Activity — Could you return every record below exactly as it stands, leaving out the pictures?

Exercise data —
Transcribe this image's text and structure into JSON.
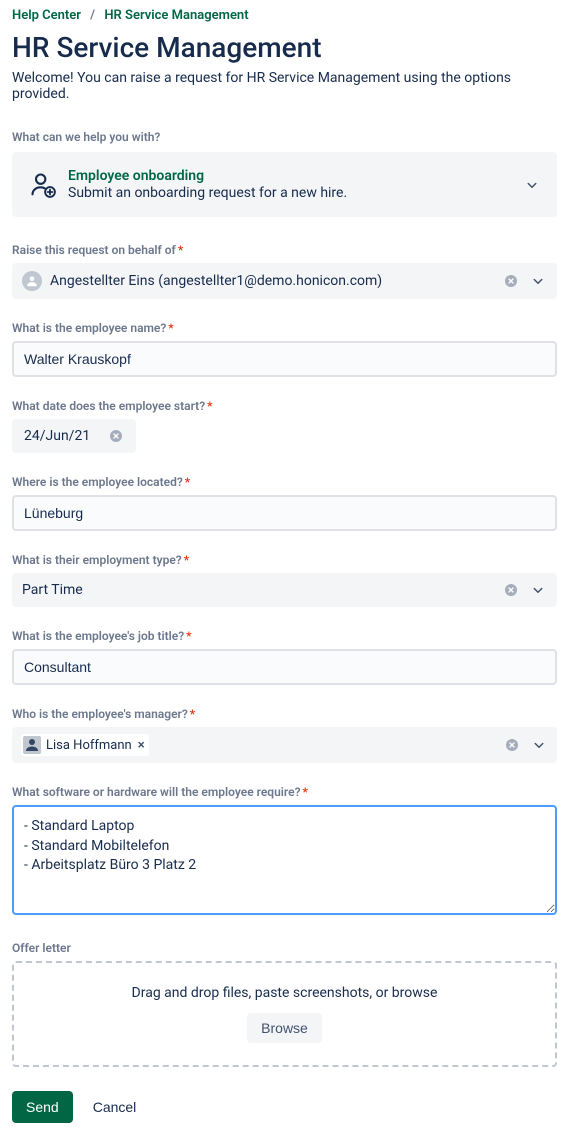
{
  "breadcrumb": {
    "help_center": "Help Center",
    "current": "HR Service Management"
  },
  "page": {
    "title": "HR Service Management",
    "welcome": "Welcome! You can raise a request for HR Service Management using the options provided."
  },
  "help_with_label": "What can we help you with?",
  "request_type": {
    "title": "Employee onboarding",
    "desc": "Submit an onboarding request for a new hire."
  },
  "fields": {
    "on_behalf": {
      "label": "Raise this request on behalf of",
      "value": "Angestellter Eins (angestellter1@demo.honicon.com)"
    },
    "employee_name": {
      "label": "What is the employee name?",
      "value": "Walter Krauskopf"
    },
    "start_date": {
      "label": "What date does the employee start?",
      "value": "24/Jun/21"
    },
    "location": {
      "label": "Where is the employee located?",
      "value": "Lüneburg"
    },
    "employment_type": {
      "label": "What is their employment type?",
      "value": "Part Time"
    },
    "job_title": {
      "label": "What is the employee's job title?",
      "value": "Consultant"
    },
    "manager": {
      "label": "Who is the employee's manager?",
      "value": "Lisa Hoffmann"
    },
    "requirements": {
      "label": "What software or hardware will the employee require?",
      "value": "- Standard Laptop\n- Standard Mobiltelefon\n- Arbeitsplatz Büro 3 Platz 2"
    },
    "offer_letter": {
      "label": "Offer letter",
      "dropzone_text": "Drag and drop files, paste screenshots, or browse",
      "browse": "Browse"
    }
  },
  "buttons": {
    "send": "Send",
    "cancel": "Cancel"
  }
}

Output —
Transcribe this image's text and structure into JSON.
{
  "breadcrumb": {
    "help_center": "Help Center",
    "current": "HR Service Management"
  },
  "page": {
    "title": "HR Service Management",
    "welcome": "Welcome! You can raise a request for HR Service Management using the options provided."
  },
  "help_with_label": "What can we help you with?",
  "request_type": {
    "title": "Employee onboarding",
    "desc": "Submit an onboarding request for a new hire."
  },
  "fields": {
    "on_behalf": {
      "label": "Raise this request on behalf of",
      "value": "Angestellter Eins (angestellter1@demo.honicon.com)"
    },
    "employee_name": {
      "label": "What is the employee name?",
      "value": "Walter Krauskopf"
    },
    "start_date": {
      "label": "What date does the employee start?",
      "value": "24/Jun/21"
    },
    "location": {
      "label": "Where is the employee located?",
      "value": "Lüneburg"
    },
    "employment_type": {
      "label": "What is their employment type?",
      "value": "Part Time"
    },
    "job_title": {
      "label": "What is the employee's job title?",
      "value": "Consultant"
    },
    "manager": {
      "label": "Who is the employee's manager?",
      "value": "Lisa Hoffmann"
    },
    "requirements": {
      "label": "What software or hardware will the employee require?",
      "value": "- Standard Laptop\n- Standard Mobiltelefon\n- Arbeitsplatz Büro 3 Platz 2"
    },
    "offer_letter": {
      "label": "Offer letter",
      "dropzone_text": "Drag and drop files, paste screenshots, or browse",
      "browse": "Browse"
    }
  },
  "buttons": {
    "send": "Send",
    "cancel": "Cancel"
  }
}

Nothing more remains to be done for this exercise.